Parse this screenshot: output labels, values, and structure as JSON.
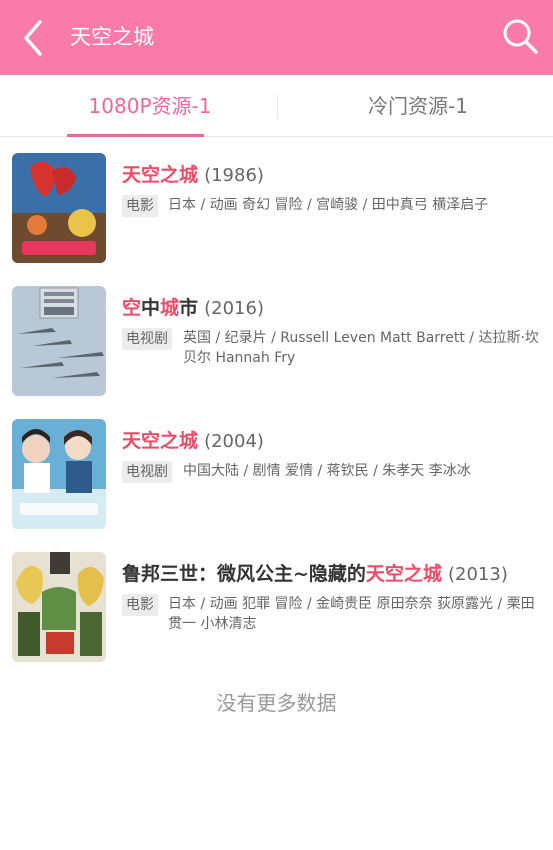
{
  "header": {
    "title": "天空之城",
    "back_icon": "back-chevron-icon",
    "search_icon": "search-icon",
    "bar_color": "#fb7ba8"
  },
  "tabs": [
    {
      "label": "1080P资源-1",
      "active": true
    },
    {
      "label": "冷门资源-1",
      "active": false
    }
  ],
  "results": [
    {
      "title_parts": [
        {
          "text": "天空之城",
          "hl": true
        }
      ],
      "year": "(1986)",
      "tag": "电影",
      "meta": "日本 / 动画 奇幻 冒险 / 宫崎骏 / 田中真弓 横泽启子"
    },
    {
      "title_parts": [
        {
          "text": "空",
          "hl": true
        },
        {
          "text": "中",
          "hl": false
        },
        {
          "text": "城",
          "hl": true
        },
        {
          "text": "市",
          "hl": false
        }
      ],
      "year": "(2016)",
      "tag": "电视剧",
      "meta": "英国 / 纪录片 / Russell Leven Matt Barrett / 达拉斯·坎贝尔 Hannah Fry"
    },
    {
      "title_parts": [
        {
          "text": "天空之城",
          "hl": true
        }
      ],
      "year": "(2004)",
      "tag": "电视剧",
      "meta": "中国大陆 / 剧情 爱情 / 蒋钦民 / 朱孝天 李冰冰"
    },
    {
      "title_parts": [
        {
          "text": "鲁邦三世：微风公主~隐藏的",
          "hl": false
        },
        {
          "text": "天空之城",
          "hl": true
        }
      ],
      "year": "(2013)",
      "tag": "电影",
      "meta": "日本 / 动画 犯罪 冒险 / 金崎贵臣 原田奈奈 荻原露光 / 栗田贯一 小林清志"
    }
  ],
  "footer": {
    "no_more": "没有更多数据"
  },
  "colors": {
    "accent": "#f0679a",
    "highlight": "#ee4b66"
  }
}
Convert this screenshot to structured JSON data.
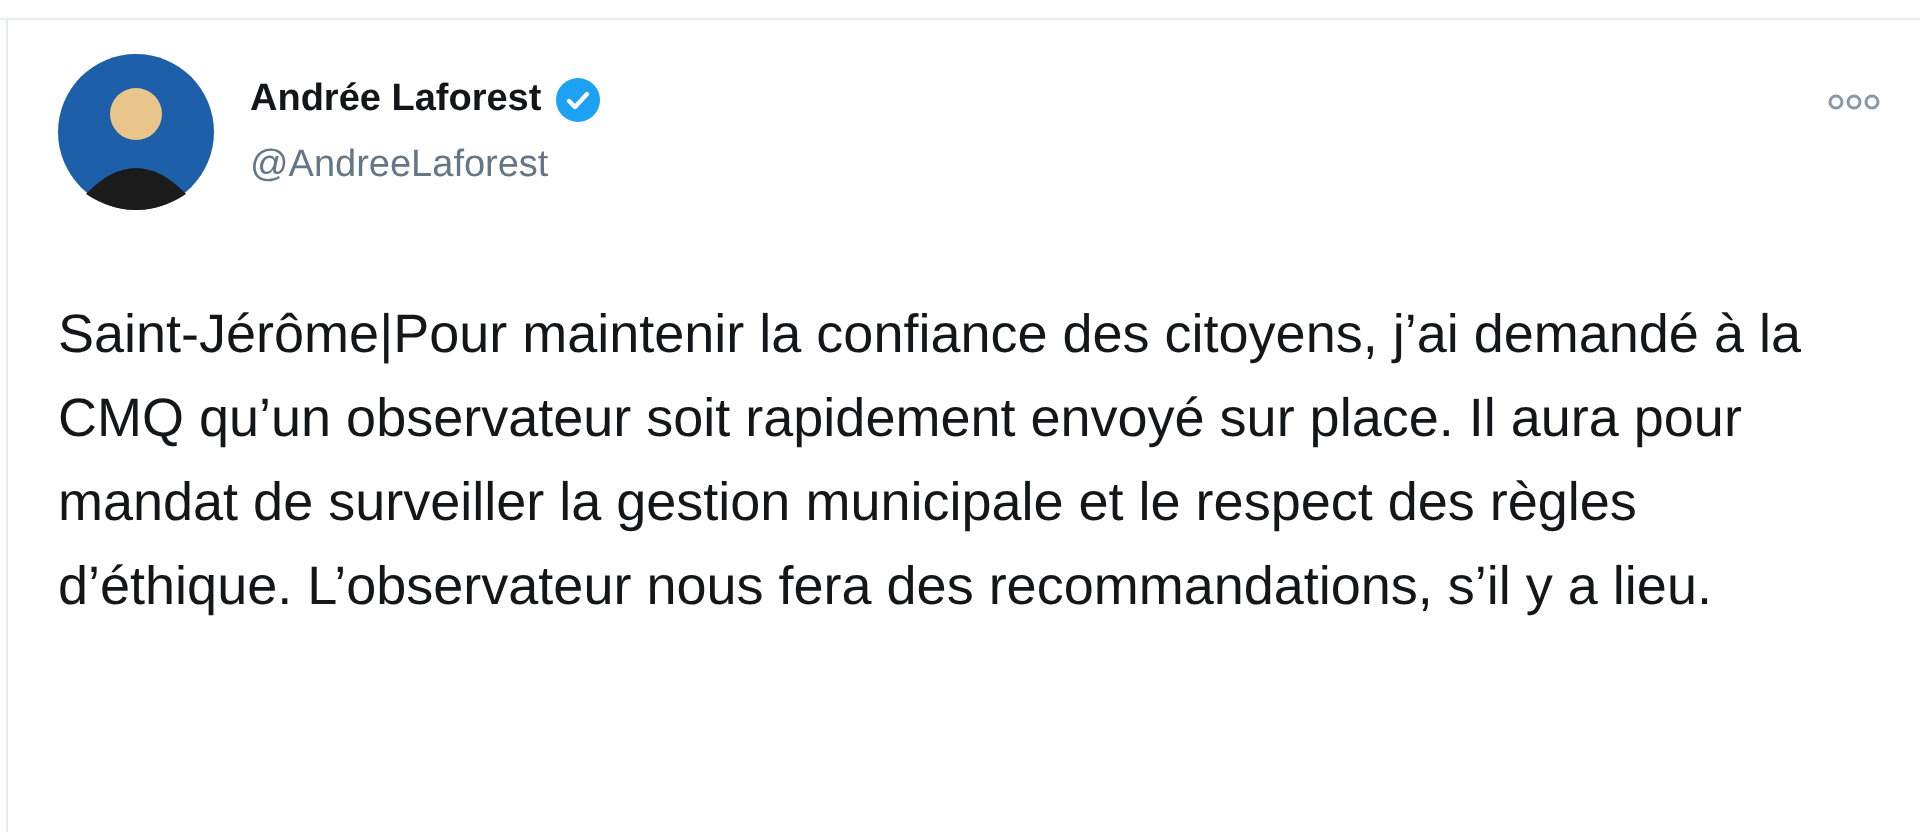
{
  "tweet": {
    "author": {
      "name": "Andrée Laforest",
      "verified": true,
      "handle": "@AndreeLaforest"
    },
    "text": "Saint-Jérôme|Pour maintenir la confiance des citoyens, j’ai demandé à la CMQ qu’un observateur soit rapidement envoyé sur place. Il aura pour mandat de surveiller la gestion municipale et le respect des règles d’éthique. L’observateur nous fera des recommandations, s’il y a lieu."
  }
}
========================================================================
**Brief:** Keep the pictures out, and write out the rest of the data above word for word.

**Exercise result:**
Parse this screenshot: output labels, values, and structure as JSON.
{
  "header": {
    "title": "天空之城",
    "back_icon": "back-chevron-icon",
    "search_icon": "search-icon",
    "bar_color": "#fb7ba8"
  },
  "tabs": [
    {
      "label": "1080P资源-1",
      "active": true
    },
    {
      "label": "冷门资源-1",
      "active": false
    }
  ],
  "results": [
    {
      "title_parts": [
        {
          "text": "天空之城",
          "hl": true
        }
      ],
      "year": "(1986)",
      "tag": "电影",
      "meta": "日本 / 动画 奇幻 冒险 / 宫崎骏 / 田中真弓 横泽启子"
    },
    {
      "title_parts": [
        {
          "text": "空",
          "hl": true
        },
        {
          "text": "中",
          "hl": false
        },
        {
          "text": "城",
          "hl": true
        },
        {
          "text": "市",
          "hl": false
        }
      ],
      "year": "(2016)",
      "tag": "电视剧",
      "meta": "英国 / 纪录片 / Russell Leven Matt Barrett / 达拉斯·坎贝尔 Hannah Fry"
    },
    {
      "title_parts": [
        {
          "text": "天空之城",
          "hl": true
        }
      ],
      "year": "(2004)",
      "tag": "电视剧",
      "meta": "中国大陆 / 剧情 爱情 / 蒋钦民 / 朱孝天 李冰冰"
    },
    {
      "title_parts": [
        {
          "text": "鲁邦三世：微风公主~隐藏的",
          "hl": false
        },
        {
          "text": "天空之城",
          "hl": true
        }
      ],
      "year": "(2013)",
      "tag": "电影",
      "meta": "日本 / 动画 犯罪 冒险 / 金崎贵臣 原田奈奈 荻原露光 / 栗田贯一 小林清志"
    }
  ],
  "footer": {
    "no_more": "没有更多数据"
  },
  "colors": {
    "accent": "#f0679a",
    "highlight": "#ee4b66"
  }
}
Convert this screenshot to structured JSON data.
{
  "tweet": {
    "author": {
      "name": "Andrée Laforest",
      "verified": true,
      "handle": "@AndreeLaforest"
    },
    "text": "Saint-Jérôme|Pour maintenir la confiance des citoyens, j’ai demandé à la CMQ qu’un observateur soit rapidement envoyé sur place. Il aura pour mandat de surveiller la gestion municipale et le respect des règles d’éthique. L’observateur nous fera des recommandations, s’il y a lieu."
  }
}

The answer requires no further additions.